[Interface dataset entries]
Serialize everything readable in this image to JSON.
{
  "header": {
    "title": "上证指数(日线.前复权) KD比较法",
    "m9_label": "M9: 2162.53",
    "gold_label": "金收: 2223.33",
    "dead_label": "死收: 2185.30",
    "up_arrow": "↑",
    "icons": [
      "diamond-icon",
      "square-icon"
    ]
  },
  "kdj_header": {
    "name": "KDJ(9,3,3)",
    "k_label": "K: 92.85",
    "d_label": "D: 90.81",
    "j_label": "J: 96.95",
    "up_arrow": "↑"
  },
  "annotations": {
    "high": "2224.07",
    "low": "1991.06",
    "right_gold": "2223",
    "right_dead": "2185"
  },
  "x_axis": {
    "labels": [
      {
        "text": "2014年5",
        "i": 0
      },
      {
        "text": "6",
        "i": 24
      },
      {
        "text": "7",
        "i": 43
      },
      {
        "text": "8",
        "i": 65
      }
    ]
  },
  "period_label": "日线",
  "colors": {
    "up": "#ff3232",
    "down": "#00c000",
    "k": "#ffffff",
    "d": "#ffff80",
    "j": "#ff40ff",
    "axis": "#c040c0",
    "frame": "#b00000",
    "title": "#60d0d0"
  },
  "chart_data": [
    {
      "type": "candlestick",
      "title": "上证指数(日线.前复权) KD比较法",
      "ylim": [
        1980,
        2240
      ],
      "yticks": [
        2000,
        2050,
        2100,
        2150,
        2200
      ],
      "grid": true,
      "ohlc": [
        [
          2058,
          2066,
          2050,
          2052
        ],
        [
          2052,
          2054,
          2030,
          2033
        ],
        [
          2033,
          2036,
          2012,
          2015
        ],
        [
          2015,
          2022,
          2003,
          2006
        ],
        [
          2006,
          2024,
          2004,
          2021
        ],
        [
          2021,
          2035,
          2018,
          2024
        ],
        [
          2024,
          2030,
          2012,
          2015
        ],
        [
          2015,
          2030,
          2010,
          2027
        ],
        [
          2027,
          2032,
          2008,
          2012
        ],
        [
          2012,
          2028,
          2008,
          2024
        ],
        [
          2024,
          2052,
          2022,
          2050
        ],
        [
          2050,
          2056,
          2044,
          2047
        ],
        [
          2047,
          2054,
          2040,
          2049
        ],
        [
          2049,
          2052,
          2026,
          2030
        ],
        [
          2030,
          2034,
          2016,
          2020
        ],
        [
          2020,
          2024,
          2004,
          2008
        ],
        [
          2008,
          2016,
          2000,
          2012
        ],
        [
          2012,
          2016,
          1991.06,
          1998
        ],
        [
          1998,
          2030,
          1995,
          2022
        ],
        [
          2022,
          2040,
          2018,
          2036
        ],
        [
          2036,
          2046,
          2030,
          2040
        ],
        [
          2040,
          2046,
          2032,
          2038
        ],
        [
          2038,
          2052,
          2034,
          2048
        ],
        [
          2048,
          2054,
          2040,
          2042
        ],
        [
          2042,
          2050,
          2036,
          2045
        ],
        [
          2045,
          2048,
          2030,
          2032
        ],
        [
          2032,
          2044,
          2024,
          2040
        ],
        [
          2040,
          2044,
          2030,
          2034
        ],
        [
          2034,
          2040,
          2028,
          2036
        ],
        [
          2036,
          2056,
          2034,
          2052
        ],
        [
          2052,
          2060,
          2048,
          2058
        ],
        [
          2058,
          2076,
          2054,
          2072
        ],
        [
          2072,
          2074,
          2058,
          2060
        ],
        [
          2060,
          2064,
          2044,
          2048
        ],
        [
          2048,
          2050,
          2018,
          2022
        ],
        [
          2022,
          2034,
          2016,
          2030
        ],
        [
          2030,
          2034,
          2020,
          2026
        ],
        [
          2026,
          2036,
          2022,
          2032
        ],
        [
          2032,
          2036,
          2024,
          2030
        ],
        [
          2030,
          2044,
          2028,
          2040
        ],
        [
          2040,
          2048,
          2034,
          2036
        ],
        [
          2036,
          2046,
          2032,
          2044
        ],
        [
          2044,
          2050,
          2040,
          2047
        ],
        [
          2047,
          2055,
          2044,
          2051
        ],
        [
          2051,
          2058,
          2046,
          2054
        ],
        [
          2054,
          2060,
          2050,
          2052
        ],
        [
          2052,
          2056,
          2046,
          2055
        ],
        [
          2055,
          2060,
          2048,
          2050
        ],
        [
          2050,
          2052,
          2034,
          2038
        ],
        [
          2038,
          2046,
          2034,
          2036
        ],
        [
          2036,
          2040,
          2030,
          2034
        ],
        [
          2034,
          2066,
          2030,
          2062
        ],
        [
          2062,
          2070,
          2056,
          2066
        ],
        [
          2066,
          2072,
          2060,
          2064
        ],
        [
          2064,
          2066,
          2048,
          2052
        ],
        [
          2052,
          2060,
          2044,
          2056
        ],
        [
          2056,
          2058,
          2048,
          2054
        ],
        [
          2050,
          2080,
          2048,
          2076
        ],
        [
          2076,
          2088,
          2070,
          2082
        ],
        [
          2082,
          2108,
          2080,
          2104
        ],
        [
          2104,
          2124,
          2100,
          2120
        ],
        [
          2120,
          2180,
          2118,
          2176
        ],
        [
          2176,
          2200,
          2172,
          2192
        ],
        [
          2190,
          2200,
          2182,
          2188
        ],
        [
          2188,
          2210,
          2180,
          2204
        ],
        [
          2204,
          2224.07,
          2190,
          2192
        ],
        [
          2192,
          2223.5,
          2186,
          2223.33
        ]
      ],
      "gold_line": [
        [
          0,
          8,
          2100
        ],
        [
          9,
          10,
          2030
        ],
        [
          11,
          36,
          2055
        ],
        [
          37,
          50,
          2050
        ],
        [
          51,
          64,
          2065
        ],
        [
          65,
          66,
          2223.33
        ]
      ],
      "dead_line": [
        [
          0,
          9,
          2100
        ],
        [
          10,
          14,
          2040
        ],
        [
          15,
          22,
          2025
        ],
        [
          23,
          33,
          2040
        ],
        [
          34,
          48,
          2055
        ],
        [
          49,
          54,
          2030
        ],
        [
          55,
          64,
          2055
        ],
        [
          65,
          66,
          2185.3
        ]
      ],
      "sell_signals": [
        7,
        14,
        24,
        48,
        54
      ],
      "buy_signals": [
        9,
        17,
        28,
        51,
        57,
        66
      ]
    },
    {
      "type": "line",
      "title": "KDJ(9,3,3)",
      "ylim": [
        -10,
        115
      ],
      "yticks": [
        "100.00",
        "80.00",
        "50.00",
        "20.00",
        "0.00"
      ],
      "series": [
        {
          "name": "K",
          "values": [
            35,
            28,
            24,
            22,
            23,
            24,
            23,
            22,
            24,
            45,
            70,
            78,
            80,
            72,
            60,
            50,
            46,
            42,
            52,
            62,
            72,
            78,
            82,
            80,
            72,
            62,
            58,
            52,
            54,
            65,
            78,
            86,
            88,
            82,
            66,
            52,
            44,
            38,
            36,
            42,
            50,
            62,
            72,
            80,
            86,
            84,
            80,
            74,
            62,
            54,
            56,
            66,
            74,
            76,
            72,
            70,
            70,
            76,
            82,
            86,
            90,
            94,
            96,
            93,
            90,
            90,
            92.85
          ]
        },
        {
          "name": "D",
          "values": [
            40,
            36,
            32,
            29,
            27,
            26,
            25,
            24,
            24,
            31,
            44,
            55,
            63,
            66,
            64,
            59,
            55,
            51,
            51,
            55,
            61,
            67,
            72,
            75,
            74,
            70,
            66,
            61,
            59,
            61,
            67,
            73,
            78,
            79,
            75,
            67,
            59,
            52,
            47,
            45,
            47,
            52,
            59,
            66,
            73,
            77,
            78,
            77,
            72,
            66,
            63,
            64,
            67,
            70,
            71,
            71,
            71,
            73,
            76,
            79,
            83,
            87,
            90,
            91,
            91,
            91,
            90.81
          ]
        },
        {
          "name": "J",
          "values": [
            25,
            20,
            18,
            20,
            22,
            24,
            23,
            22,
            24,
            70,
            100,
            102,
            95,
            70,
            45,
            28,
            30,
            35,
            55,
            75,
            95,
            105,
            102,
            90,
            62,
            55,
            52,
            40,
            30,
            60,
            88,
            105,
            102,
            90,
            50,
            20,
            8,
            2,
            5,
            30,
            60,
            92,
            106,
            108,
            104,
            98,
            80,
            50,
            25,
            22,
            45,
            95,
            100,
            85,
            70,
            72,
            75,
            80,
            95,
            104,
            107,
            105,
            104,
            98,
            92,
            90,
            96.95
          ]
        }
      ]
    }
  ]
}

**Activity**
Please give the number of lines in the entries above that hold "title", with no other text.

**Task output**
4